> _Exercise directions_: Find the lines in the listing below that include the word "each", and report how many there are, with nothing more.

> _Given records_:
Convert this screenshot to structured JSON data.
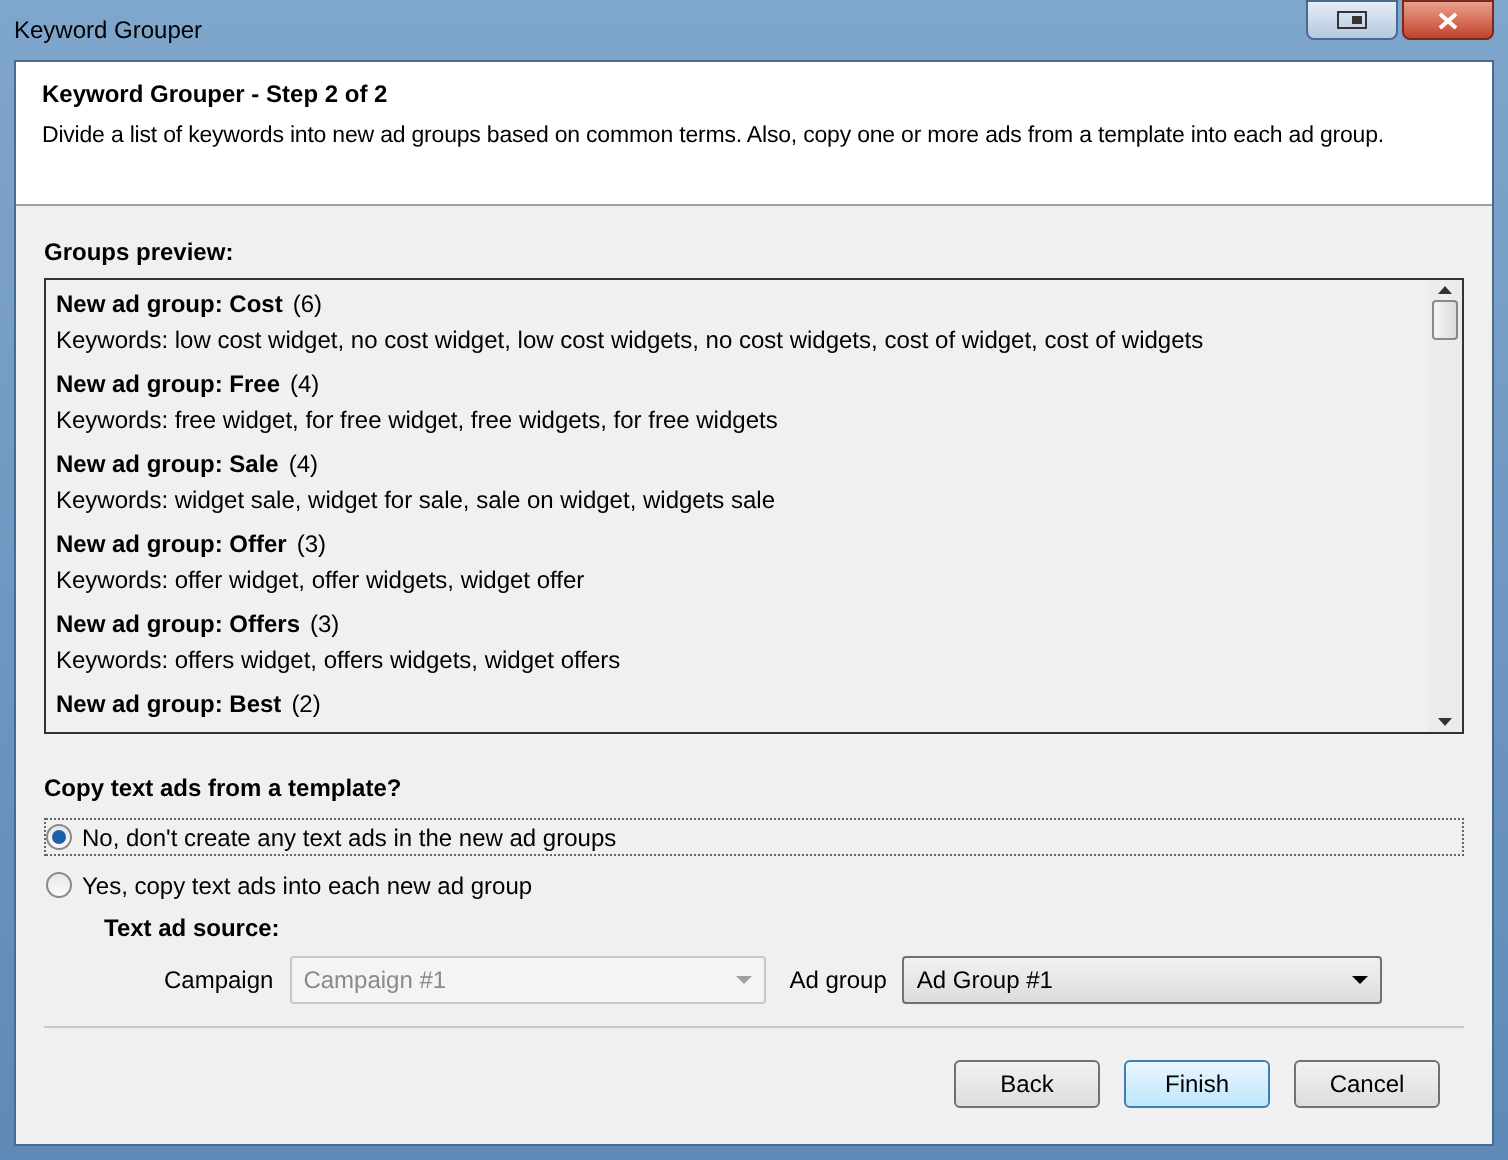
{
  "window": {
    "title": "Keyword Grouper"
  },
  "header": {
    "title": "Keyword Grouper - Step 2 of 2",
    "description": "Divide a list of keywords into new ad groups based on common terms. Also, copy one or more ads from a template into each ad group."
  },
  "groups_preview": {
    "label": "Groups preview:",
    "groups": [
      {
        "name": "New ad group: Cost",
        "count": "(6)",
        "keywords": "Keywords: low cost widget, no cost widget, low cost widgets, no cost widgets, cost of widget, cost of widgets"
      },
      {
        "name": "New ad group: Free",
        "count": "(4)",
        "keywords": "Keywords: free widget, for free widget, free widgets, for free widgets"
      },
      {
        "name": "New ad group: Sale",
        "count": "(4)",
        "keywords": "Keywords: widget sale, widget for sale, sale on widget, widgets sale"
      },
      {
        "name": "New ad group: Offer",
        "count": "(3)",
        "keywords": "Keywords: offer widget, offer widgets, widget offer"
      },
      {
        "name": "New ad group: Offers",
        "count": "(3)",
        "keywords": "Keywords: offers widget, offers widgets, widget offers"
      },
      {
        "name": "New ad group: Best",
        "count": "(2)"
      }
    ]
  },
  "copy_ads": {
    "label": "Copy text ads from a template?",
    "options": [
      {
        "label": "No, don't create any text ads in the new ad groups",
        "selected": true
      },
      {
        "label": "Yes, copy text ads into each new ad group",
        "selected": false
      }
    ],
    "source_label": "Text ad source:",
    "fields": [
      {
        "label": "Campaign",
        "value": "Campaign #1",
        "disabled": true
      },
      {
        "label": "Ad group",
        "value": "Ad Group #1",
        "disabled": false
      }
    ]
  },
  "buttons": [
    {
      "label": "Back",
      "default": false
    },
    {
      "label": "Finish",
      "default": true
    },
    {
      "label": "Cancel",
      "default": false
    }
  ]
}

> _Exercise solution_: 2